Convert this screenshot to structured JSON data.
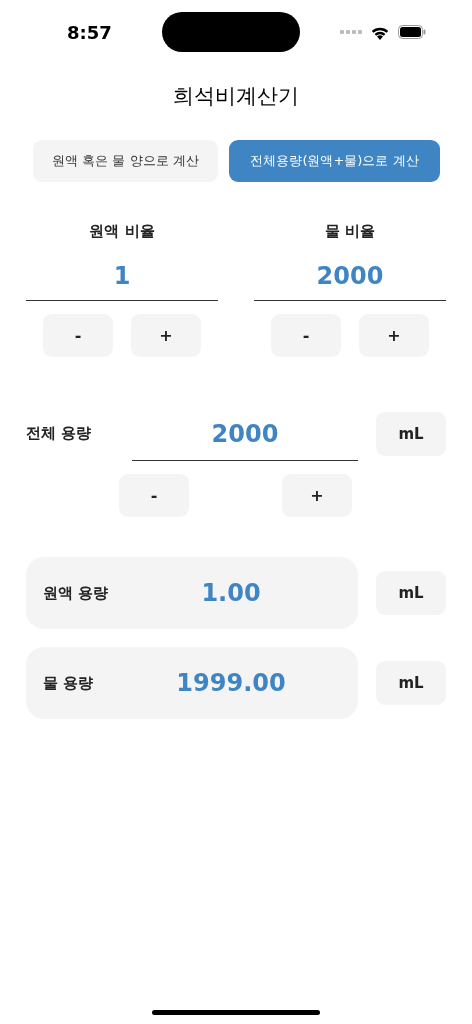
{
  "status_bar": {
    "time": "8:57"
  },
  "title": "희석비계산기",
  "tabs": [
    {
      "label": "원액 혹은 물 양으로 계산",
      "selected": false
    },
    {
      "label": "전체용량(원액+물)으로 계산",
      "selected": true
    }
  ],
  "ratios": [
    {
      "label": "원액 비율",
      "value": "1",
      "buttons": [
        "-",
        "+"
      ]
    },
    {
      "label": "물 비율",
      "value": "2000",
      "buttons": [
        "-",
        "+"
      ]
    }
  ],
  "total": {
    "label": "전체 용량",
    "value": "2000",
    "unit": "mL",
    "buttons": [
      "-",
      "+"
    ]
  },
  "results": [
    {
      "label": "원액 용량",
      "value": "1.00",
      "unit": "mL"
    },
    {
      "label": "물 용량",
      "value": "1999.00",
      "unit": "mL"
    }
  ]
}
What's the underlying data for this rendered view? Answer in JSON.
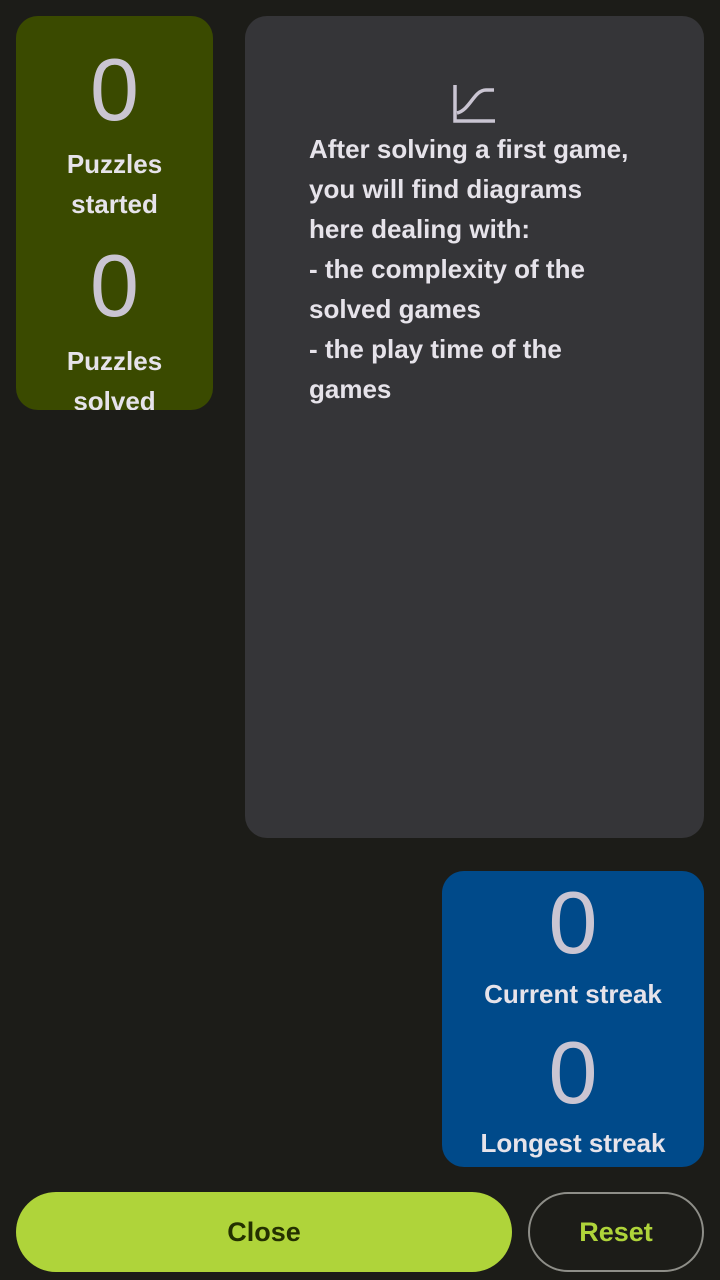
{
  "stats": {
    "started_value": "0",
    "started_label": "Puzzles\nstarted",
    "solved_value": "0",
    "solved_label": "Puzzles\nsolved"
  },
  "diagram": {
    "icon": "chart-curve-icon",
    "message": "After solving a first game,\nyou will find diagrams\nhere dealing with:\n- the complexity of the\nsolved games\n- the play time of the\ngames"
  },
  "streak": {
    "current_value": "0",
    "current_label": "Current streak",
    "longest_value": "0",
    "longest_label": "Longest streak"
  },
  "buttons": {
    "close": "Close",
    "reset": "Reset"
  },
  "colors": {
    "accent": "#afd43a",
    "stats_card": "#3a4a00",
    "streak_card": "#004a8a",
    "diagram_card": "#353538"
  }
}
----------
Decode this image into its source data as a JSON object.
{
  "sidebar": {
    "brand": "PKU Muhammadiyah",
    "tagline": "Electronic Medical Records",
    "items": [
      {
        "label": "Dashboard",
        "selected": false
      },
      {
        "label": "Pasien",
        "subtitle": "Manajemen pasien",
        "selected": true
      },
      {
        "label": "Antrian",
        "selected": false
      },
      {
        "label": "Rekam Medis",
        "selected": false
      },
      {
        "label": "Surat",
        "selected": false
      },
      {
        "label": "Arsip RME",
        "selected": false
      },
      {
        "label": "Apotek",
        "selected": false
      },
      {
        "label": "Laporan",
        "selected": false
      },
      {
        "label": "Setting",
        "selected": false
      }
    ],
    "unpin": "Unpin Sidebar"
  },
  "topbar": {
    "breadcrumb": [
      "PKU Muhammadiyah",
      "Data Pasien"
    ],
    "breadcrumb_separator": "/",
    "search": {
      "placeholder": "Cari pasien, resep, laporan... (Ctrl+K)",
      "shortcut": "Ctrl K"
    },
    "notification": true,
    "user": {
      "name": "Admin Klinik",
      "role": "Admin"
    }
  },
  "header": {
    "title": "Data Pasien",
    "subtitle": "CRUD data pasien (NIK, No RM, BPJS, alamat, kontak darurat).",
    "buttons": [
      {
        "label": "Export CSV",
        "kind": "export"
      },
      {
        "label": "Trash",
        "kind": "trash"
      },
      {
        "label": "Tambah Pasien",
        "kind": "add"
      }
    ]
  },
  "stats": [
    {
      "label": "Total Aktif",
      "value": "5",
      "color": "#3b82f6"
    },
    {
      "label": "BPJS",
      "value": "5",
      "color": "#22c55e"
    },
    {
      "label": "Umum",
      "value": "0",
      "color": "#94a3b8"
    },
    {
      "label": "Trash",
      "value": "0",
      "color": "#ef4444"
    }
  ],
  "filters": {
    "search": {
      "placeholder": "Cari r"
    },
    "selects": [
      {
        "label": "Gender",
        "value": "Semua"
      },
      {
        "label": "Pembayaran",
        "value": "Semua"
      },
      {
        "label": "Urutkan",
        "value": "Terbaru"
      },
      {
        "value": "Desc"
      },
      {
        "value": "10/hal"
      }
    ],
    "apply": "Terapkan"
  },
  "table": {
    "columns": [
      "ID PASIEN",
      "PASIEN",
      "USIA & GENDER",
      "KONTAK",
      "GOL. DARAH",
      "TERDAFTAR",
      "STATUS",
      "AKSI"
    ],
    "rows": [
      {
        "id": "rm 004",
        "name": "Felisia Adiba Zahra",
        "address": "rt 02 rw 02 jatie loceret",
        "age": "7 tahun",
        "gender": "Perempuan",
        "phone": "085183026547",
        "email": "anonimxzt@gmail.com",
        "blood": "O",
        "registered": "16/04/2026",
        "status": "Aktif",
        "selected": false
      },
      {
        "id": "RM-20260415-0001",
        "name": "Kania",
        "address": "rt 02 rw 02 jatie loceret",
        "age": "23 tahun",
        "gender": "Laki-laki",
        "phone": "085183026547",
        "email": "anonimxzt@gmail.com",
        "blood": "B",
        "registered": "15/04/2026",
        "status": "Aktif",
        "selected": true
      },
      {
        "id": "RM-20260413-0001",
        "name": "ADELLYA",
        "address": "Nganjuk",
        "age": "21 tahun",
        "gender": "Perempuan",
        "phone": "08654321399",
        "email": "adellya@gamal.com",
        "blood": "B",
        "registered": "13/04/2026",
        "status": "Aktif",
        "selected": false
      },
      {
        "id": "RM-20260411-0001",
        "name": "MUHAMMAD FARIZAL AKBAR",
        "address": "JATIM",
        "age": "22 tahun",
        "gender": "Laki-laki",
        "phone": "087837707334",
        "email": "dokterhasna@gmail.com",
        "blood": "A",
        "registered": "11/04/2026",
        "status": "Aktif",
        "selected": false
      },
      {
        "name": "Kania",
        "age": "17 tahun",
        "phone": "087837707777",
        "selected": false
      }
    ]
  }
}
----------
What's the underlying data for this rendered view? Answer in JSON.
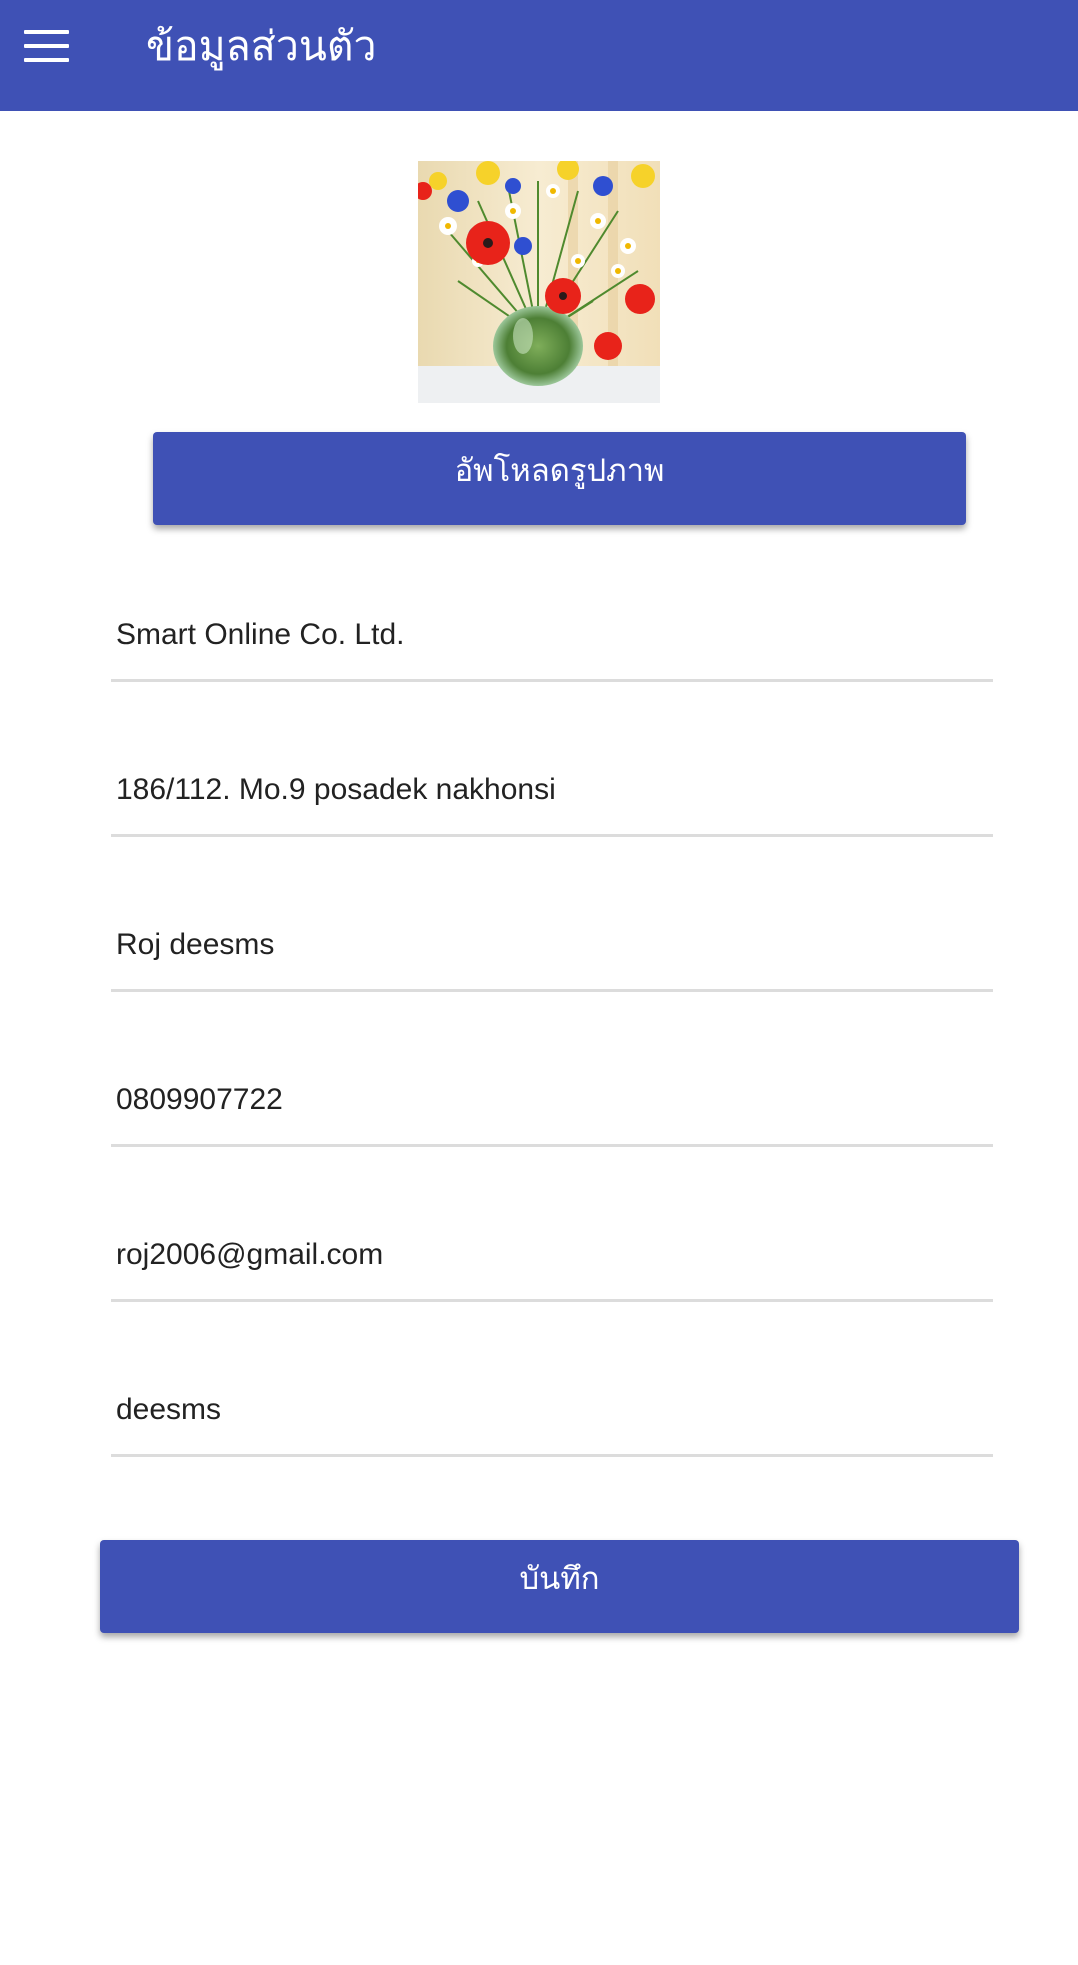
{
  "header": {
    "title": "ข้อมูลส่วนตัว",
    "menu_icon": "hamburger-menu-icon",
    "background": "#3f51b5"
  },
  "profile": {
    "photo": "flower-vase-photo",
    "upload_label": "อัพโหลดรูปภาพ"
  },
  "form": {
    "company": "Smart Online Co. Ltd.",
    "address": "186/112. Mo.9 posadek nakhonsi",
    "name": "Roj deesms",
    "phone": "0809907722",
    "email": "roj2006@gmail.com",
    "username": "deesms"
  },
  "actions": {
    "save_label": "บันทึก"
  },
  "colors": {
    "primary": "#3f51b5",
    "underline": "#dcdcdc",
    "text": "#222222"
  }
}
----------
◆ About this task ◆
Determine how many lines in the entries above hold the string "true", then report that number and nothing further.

◆ Answer below ◆
4